Along with FUEL, grants were awarded to Ferndale Lower Elementary, Ferndale Middle School, & University High School. The four learning gardens were completed in the spring of 2018, with the help of excited students and leaders from around campus as well as Big Green volunteers. Students helped load the raised beds with healthy, organic soil and plant vegetable and fruit starts to be harvested throughout the growing season.

In our first ever harvest this past July, over 40 students and teachers came to our  gardens and learned about the different plants that they themselves had grown from seedlings (planted as a school in May) and studied the many edible parts of plants. Students tasted and harvested cilantro, dill, green beans, snap peas, and dragon beans. Volunteers were on hand to weigh each student’s individual harvest before they took home the fruit of their labors to share with their families.
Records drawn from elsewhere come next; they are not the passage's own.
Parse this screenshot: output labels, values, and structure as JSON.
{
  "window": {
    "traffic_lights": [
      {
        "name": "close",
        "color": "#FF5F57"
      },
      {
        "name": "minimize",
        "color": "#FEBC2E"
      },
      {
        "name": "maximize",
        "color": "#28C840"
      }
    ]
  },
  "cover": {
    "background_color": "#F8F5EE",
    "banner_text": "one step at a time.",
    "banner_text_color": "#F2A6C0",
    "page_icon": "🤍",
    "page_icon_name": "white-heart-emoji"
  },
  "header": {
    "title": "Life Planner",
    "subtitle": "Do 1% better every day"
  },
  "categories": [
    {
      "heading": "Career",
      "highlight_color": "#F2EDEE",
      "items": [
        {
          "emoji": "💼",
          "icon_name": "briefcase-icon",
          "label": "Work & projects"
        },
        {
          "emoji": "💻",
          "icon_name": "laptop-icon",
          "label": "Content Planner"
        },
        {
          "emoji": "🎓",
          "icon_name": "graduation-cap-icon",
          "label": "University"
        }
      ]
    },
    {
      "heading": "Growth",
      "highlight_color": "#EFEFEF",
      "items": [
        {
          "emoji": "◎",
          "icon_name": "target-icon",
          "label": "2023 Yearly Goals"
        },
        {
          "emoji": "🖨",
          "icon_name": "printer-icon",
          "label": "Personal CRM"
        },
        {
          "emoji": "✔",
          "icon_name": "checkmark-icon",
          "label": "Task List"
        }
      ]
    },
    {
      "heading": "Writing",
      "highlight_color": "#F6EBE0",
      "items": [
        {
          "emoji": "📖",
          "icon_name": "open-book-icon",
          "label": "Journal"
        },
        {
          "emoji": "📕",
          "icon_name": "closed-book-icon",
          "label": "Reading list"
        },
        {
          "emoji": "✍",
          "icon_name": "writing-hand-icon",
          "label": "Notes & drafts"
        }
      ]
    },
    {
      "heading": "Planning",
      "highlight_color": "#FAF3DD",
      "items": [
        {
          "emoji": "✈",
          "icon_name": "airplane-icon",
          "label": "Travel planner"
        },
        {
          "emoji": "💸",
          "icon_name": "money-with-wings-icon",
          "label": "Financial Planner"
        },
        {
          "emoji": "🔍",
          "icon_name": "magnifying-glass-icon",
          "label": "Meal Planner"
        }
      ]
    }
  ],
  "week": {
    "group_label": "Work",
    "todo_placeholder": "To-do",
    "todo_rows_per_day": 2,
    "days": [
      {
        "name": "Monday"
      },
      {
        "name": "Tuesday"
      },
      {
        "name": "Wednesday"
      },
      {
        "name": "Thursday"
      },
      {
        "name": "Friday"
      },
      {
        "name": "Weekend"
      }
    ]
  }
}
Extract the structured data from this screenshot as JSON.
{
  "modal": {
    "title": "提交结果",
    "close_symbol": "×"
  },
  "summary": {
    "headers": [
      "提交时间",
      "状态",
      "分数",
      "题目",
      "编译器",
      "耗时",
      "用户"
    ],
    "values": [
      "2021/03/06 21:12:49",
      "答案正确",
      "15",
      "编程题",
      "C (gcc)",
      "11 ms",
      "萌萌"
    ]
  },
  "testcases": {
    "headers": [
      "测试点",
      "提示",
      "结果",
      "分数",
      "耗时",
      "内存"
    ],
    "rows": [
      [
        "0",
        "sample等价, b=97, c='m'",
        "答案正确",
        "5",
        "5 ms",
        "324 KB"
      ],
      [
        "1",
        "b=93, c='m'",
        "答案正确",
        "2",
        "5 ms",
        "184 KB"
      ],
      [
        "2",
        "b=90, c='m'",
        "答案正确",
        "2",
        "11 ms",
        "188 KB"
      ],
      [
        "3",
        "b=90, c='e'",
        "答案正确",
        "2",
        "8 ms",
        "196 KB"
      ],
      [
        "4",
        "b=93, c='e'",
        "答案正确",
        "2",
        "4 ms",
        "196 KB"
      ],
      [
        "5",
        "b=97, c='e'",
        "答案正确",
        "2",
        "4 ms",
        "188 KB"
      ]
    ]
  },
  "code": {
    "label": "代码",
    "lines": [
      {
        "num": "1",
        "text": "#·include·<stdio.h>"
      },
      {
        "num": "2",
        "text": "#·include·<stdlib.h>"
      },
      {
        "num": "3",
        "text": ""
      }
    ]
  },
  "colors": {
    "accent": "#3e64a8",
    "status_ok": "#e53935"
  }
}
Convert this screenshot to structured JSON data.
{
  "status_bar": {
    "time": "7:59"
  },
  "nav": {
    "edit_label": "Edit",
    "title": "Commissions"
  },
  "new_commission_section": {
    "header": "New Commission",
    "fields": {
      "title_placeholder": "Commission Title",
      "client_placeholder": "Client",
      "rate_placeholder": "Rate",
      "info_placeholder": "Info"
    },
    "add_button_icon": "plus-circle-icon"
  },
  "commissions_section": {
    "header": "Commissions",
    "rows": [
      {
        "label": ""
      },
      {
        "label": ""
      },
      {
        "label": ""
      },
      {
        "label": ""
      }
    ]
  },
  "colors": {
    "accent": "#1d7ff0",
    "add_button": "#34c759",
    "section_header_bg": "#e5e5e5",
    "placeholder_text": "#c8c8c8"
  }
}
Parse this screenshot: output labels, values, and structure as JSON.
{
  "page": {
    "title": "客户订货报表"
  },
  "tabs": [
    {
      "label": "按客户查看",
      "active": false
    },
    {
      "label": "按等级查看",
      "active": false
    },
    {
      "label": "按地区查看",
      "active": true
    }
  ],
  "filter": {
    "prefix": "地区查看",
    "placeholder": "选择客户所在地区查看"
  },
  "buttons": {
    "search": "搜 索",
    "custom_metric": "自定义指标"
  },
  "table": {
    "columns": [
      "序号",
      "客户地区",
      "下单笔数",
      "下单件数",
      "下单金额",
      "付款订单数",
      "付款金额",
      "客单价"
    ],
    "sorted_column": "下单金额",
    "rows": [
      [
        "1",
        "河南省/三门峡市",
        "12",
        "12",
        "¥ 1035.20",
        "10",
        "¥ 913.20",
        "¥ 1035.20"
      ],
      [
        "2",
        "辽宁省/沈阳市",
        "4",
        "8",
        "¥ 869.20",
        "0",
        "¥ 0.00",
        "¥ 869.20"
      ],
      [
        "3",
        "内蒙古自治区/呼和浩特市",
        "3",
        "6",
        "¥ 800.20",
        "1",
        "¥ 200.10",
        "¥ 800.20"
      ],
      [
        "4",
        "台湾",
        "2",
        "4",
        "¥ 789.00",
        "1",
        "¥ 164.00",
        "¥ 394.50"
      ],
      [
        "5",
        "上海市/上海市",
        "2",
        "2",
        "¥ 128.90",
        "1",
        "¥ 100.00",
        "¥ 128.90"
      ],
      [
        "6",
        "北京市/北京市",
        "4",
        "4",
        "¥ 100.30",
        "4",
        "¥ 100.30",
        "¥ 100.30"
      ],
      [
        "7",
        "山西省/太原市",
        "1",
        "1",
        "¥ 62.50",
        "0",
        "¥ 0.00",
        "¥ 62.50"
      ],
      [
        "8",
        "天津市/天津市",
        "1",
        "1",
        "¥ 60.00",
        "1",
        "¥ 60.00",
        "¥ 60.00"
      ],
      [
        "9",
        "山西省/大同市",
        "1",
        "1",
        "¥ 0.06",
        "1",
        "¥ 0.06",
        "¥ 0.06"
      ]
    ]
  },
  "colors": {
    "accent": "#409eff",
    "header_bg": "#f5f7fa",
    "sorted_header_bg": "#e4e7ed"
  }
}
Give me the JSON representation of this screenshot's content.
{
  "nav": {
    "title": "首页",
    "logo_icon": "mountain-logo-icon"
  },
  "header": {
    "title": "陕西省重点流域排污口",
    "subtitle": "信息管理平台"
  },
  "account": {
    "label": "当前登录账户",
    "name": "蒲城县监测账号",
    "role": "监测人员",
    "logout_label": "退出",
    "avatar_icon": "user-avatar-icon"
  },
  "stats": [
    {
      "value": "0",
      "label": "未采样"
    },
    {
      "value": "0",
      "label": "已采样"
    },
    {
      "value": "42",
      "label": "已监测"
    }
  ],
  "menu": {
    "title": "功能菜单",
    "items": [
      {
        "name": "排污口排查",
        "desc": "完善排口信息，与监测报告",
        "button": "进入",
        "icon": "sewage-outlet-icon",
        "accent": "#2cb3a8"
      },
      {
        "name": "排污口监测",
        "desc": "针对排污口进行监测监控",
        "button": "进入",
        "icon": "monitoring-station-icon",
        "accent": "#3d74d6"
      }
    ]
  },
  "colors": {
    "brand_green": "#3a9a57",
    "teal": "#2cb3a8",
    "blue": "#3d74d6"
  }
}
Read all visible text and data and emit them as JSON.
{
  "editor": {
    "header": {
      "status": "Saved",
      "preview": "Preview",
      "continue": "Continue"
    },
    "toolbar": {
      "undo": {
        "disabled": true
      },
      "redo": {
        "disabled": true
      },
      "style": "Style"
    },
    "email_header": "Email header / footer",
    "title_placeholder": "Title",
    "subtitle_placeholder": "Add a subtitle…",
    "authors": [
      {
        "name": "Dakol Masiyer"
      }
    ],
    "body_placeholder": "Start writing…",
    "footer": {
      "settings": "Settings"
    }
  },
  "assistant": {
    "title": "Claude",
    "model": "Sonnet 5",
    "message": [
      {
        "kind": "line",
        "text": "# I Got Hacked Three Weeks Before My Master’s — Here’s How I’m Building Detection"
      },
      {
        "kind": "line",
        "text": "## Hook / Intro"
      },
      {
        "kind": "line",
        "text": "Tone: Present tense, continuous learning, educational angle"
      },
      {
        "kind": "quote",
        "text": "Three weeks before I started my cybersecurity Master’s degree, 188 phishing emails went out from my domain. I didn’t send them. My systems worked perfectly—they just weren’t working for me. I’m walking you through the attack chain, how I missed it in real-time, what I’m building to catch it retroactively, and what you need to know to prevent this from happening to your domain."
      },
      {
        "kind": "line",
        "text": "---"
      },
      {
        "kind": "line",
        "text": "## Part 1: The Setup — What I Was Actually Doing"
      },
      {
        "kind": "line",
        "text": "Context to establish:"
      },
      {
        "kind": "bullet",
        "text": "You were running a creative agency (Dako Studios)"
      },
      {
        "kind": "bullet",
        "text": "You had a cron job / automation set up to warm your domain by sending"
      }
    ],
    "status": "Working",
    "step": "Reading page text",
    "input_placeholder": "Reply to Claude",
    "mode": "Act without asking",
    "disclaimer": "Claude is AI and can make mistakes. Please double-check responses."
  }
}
Corn and potatoes are still growing in the learning garden, awaiting a fall harvest. FUEL has been fortunate to
have a variety of vegetables in the gardens in the back of the school building, supported by the garden team of Ms. Hillebrand, Mr. Grzesik, and a team of dedicated parent volunteers, led by Christine Martin. Much of the harvest from these back gardens are used in the annual Fall Festival stew!

These outdoor learning spaces help us meet the needs of our many learners. Our goal this fall is to have each classroom enjoy at least one fall and one spring lesson planting and/or harvesting in the Big Green garden using their Garden Bites curriculum. These lessons are STEM-focused and allow students to explore the gardens while also engaging in inquiry-based learning activities. It is also our goal to connect our school’s quarterly healthy eating tastings to what we are growing in our learning gardens, thus bridging different school activities into one coherent experience for our learning community.